More likely she's been picking the kids up from day care or school on the way home from work before she rushes out to some evening obligation. And somewhere in there is a load a laundry and a trip to the grocery store.
Truth be told, it's hard to be a mom -- with or without the apron and appliances. It's a tall order to be "all things" to a little person.
And the job description doesn't change much even when that little person grows up.
Even in a rough economy, a person would be nuts to apply for the job of "mother." The hours are long. The pay is laughable. And the responsibilities are immense.
Some days are better than others. And talk about an emotional roller coaster.
Some women become a mother by giving birth -- whether they want to or not. Others desperately want to have a child, but it never happens.
Either can be heartbreaking.
On the other hand, many women fill the role of mother without actually giving birth to those they nurture. Friends, grandmas, aunts, mothers-in-law, wives, sisters, daughters, teachers, coaches, mentors, caregivers and neighbors can fit into this category. (And despite what you've seen in the Disney movies, not all stepmoms are evil.)
Women proved long ago they can do anything -- from running a nation to running a backhoe -- and it doesn't diminish their accomplishments in the slightest to also recognize that they're uniquely qualified for motherhood.
One story about inherent differences between a man and a woman illustrates the point.
If man is in a china shop and there's a loud crash, he will quickly back up so nobody thinks he was the oaf.
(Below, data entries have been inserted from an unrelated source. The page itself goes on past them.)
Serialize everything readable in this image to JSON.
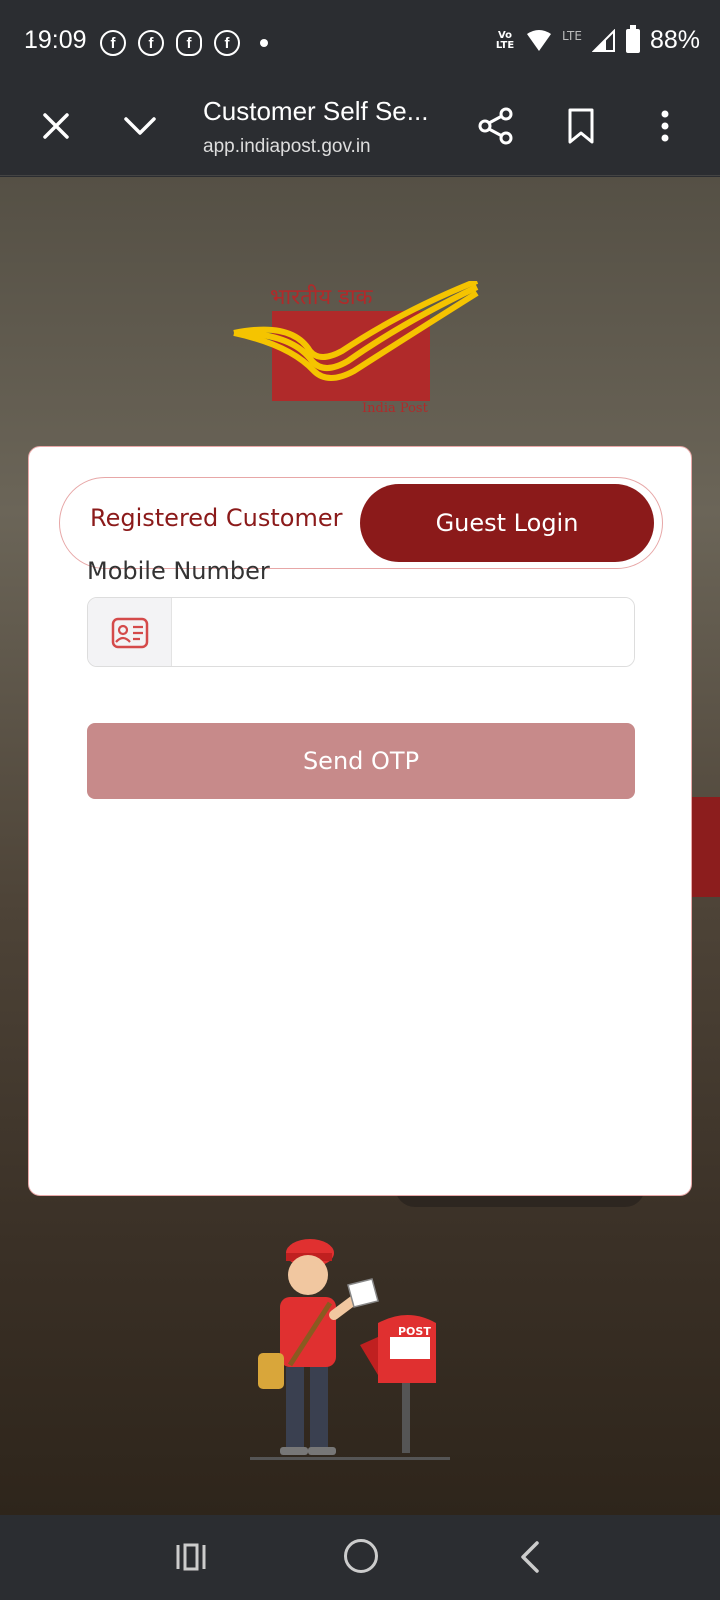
{
  "status_bar": {
    "time": "19:09",
    "battery": "88%",
    "volte": "Vo LTE",
    "lte": "LTE",
    "notification_icons": [
      "facebook-icon",
      "facebook-icon",
      "messenger-icon",
      "facebook-icon"
    ]
  },
  "browser": {
    "title": "Customer Self Se...",
    "url": "app.indiapost.gov.in"
  },
  "logo": {
    "hindi_text": "भारतीय डाक",
    "english_text": "India Post"
  },
  "login": {
    "tab_registered": "Registered Customer",
    "tab_guest": "Guest Login",
    "active_tab": "Guest Login",
    "mobile_label": "Mobile Number",
    "mobile_value": "",
    "send_otp_label": "Send OTP"
  },
  "illustration": {
    "mailbox_text": "POST"
  },
  "colors": {
    "brand_red": "#8b1a1a",
    "logo_red": "#b02a2a",
    "logo_yellow": "#f5c400",
    "button_disabled": "#c78a8a"
  }
}
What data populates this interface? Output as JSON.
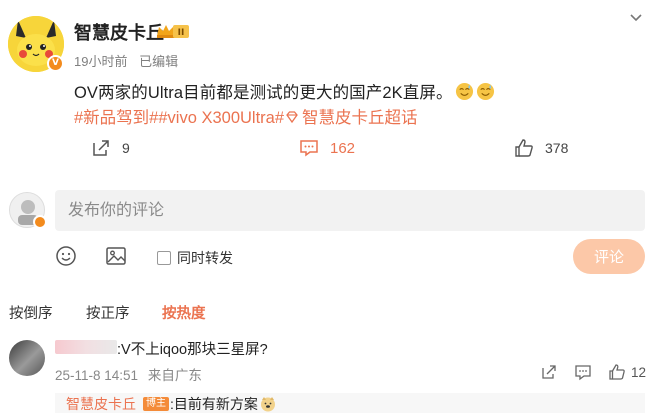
{
  "post": {
    "author": "智慧皮卡丘",
    "time": "19小时前",
    "edited": "已编辑",
    "text": "OV两家的Ultra目前都是测试的更大的国产2K直屏。",
    "tags": [
      "#新品驾到#",
      "#vivo X300Ultra#",
      "智慧皮卡丘超话"
    ],
    "emojis": [
      "sweat-smile-emoji",
      "sweat-smile-emoji"
    ]
  },
  "actions": {
    "forward_count": "9",
    "comment_count": "162",
    "like_count": "378"
  },
  "composer": {
    "placeholder": "发布你的评论",
    "repost_label": "同时转发",
    "submit_label": "评论"
  },
  "sort": {
    "reverse": "按倒序",
    "forward": "按正序",
    "hot": "按热度"
  },
  "comments": [
    {
      "text": ":V不上iqoo那块三星屏?",
      "date": "25-11-8 14:51",
      "location": "来自广东",
      "likes": "12",
      "reply": {
        "author": "智慧皮卡丘",
        "badge": "博主",
        "text": ":目前有新方案"
      }
    }
  ],
  "colors": {
    "accent": "#eb7350",
    "vip_badge": "#f38b1d",
    "input_bg": "#f2f2f2",
    "submit_disabled": "#fcc8a8"
  }
}
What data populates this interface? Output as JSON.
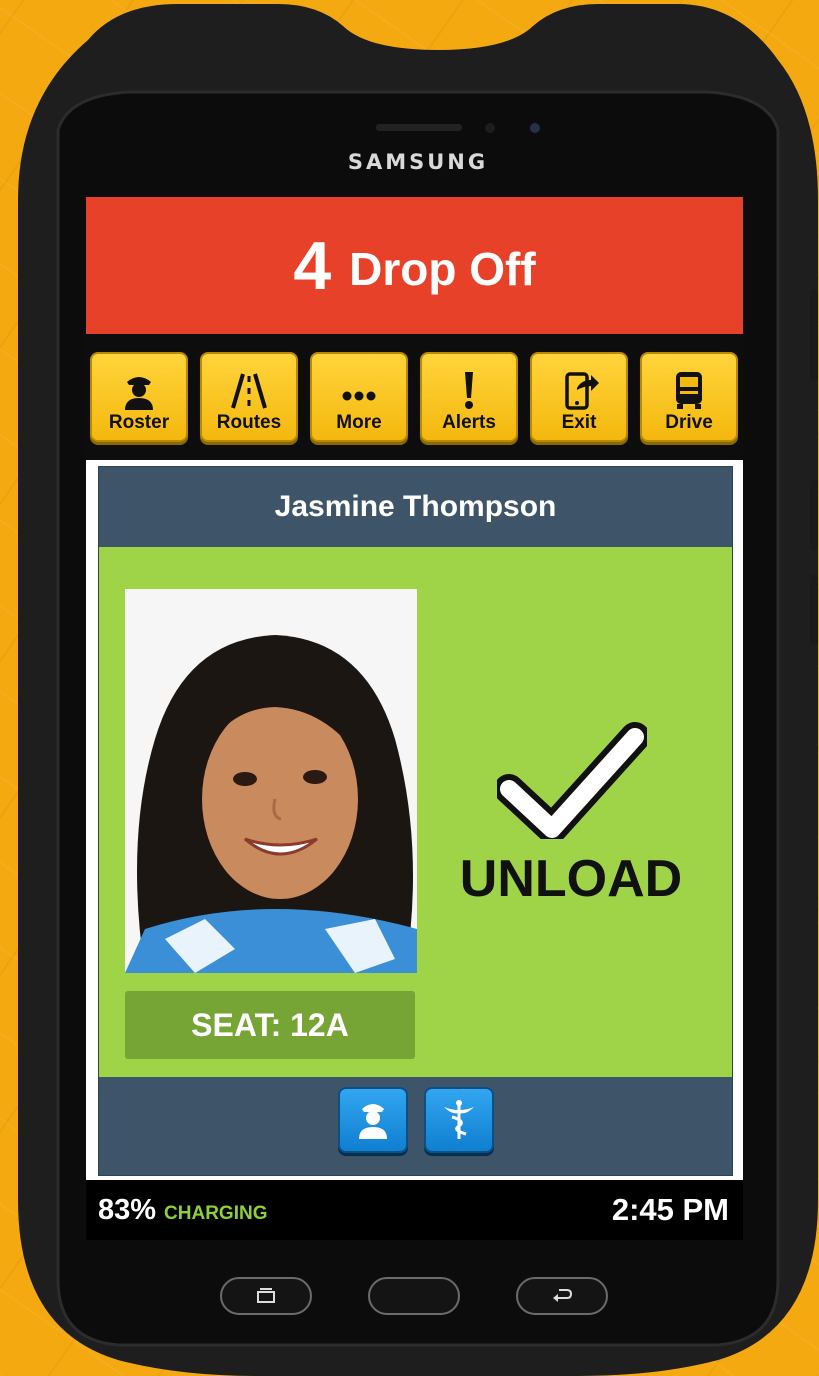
{
  "device": {
    "brand": "SAMSUNG"
  },
  "header": {
    "stop_number": "4",
    "stop_label": "Drop Off",
    "color": "#e8412a"
  },
  "toolbar": {
    "buttons": [
      {
        "label": "Roster",
        "icon": "driver-icon"
      },
      {
        "label": "Routes",
        "icon": "road-icon"
      },
      {
        "label": "More",
        "icon": "more-dots-icon"
      },
      {
        "label": "Alerts",
        "icon": "exclamation-icon"
      },
      {
        "label": "Exit",
        "icon": "phone-exit-icon"
      },
      {
        "label": "Drive",
        "icon": "bus-icon"
      }
    ]
  },
  "student": {
    "name": "Jasmine Thompson",
    "seat": "SEAT: 12A",
    "action": "UNLOAD",
    "action_icon": "checkmark-icon",
    "panel_color": "#9fd448"
  },
  "card_actions": [
    {
      "icon": "driver-profile-icon"
    },
    {
      "icon": "medical-caduceus-icon"
    }
  ],
  "status": {
    "battery": "83%",
    "charging": "CHARGING",
    "time": "2:45 PM"
  },
  "nav_keys": [
    "recent-apps-icon",
    "home-key",
    "back-arrow-icon"
  ]
}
A woman, on the other, instinctively will step forward to see if she can help.
Nurture is part of a woman's nature, for her own children and others' as well.
Anyone raising a child is appreciative for the "other mothers" in their child's life.
And generally, we love our moms.
Even as adults, we remain grateful today for the many "moms" in our lives.